Consequently, with the attributions clearly defined in the same Decree-Law of 22 May, it became obvious that this Service had to become a separate one within the PSP.
This was how the Directorate for Foreign Nationals Service (Directorate de Serviço de Estrangeiros – DSE), came into being in the General Command of the PSP, through Decree-Law n° 651/74, of 22 November.
Development and stabilisation
Two more years elapsed in looking for the best solutions, and during this time everything was built up using the different experiences of a team of men and women selected because of their experience.
In this way the Service was built up and gradually it began to take shape and was structured to the extent that in June 1976, it was given administrative autonomy through Decree-Law n° 494-A/76, of 23 June. Once again, the name was changed and the service became known simply as Serviço de Estrangeiros - SE.
And it remained as the Servico de Estrangeiros (SE) for 10 years.
During these 10 years institutions were stabilised, and as government policy settled and took shape in this particular area, the problem became ever clearer that Law 494-A/76, chapter I - Article 2, sub-paragraph a) was not being put into practice because the SE should also have been responsible for controlling the "entry "of foreign nationals to Portugal, among other missions.
The solution that was found in 1974, when the Security Forces already installed at borders were given control of persons wishing to cross these borders, proved for this Service geared to controlling foreign nationals in Portugal to be not only damaging to the normal sequence of many investigations and measures, but also, at the very least, highly irregular.
And this indeed was the opinion of successive Governments until, in 1986, Decree-Law n° 440/86, of 31 December, restructured the SE, which then became known as SEF -Serviço de Estrangeiros e Fronteiras, which, in form, meant that the letter of the law did in fact consider the service responsible for border control, although, in practice, at the time, the human resources available had not been prepared for doing this "in loco.".
Hence the co-operation between SEF and the Fiscal Guard which, never having ceased to function, became far more active as from 1986.
Gradually, from 1 August 1991, SEF was able to begin to replace the Fiscal Guard at border posts.
Although we are still partners and work in co-operation, as members of the Security Forces and Services laid down in the law on Internal Security (Law n° 20/87, of 12 June), for SEF this phase of collaboration in which for 15 years we worked together to provide the country with this service to the best of our ability, will go down in SEF “History”.
However, faced by the challenges of a New Europe the services were also forced to renovate.
The Directorate of SEF saw some intense activity in several sectors, without overlooking the renewal of legislation, which made this the Serviço de Estrangeiros e Fronteiras of a country with an external EU border, the guarantor that Portugal would meet the commitments assumed as a Member State of this new Space, part of the Schengen Agreement, which Portugal joined in June 1991, and in the preparatory work before joining SEF was thoroughly involved.

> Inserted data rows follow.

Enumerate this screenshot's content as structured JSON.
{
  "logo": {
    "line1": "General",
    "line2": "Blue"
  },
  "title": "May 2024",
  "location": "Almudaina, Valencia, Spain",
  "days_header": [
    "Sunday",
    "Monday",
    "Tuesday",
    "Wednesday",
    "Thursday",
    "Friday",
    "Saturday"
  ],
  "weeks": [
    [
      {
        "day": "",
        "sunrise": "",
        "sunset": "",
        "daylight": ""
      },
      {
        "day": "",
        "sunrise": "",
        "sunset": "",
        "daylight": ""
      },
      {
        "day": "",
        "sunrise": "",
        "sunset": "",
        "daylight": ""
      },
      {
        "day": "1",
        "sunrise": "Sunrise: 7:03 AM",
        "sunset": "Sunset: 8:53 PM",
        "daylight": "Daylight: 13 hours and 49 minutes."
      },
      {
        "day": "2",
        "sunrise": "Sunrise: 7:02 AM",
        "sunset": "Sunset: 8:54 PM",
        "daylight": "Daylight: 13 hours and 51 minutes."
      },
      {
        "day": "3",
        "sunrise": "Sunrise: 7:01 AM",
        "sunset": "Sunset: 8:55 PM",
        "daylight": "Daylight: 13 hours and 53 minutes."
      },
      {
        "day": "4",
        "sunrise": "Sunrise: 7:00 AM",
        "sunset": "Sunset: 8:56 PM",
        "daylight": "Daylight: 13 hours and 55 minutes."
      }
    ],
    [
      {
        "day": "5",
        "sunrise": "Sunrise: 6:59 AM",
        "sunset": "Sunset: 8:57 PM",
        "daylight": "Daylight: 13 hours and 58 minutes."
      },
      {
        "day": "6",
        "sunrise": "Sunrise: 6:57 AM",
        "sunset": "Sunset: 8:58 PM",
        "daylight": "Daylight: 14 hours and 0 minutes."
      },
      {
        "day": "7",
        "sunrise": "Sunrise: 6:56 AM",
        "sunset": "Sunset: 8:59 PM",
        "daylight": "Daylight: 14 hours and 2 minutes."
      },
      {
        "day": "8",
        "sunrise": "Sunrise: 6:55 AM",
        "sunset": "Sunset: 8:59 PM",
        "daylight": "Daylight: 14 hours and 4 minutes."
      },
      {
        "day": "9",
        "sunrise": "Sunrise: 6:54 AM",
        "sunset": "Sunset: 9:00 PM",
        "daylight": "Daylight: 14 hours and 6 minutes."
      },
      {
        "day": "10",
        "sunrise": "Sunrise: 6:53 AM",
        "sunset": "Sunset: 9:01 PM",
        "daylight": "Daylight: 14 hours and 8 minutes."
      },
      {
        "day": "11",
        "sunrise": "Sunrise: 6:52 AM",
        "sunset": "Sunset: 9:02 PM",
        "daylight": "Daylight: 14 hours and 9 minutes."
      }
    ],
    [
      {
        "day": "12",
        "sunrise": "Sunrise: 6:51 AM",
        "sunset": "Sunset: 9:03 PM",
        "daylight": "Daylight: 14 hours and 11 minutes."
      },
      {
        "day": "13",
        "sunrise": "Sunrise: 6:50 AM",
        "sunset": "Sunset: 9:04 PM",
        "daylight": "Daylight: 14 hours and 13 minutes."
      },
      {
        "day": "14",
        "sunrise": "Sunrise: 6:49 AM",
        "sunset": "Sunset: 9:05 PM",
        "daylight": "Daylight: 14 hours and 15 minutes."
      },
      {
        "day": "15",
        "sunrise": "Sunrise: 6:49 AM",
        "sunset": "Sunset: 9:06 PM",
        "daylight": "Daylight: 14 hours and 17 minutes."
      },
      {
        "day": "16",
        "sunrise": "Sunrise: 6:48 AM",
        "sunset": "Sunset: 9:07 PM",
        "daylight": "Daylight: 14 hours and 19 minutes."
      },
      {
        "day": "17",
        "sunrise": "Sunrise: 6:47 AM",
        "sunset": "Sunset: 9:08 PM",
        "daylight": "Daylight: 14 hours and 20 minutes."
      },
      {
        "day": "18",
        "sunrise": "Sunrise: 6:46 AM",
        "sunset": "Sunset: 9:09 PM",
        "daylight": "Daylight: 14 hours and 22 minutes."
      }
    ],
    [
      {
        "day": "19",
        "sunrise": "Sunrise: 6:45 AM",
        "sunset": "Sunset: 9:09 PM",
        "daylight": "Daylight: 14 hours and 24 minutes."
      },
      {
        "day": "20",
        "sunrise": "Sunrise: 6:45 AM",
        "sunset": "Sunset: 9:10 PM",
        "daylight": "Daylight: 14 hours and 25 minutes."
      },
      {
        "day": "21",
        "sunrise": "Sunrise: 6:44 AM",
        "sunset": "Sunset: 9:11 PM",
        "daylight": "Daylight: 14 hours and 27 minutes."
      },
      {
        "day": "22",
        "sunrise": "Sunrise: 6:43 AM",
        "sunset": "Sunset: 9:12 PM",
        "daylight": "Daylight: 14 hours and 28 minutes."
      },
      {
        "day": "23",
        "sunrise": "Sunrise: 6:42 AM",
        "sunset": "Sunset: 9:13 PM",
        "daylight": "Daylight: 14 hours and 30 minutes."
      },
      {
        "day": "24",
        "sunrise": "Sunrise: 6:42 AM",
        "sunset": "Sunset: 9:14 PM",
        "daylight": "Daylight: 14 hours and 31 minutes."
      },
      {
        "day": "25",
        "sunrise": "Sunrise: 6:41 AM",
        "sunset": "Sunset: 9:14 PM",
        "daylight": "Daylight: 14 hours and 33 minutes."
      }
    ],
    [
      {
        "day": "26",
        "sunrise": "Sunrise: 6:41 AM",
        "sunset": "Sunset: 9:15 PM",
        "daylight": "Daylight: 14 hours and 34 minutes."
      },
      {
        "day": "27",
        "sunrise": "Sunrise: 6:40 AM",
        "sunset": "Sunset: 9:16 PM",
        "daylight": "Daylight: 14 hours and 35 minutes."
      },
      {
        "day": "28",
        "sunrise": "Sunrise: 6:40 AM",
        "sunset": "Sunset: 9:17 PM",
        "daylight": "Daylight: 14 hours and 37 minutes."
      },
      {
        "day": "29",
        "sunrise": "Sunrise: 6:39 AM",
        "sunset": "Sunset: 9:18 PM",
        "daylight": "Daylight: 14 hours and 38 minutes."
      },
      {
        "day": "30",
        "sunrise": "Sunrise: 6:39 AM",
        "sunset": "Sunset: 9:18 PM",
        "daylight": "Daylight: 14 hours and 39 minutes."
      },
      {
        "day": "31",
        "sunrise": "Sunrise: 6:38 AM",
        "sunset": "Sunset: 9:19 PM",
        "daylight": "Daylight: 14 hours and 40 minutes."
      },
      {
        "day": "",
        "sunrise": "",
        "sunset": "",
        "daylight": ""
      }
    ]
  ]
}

In renewing legislation, Law 120/93, of 16 April 1993, made some changes to the Organic Law underlying SEF. However, the real global restructuring of the service, to help it respond better to its current size, both in material and human terms, as well as to be able to meet the new responsibilities assumed, only began with publication of Decree-Law 52/2000, of 16 October, which approved its new organic structure and defined its attributions.
The “History” of this SEF will not be completed here and, more than ever, the pages of the SEF story are open and ready for new and important procedures.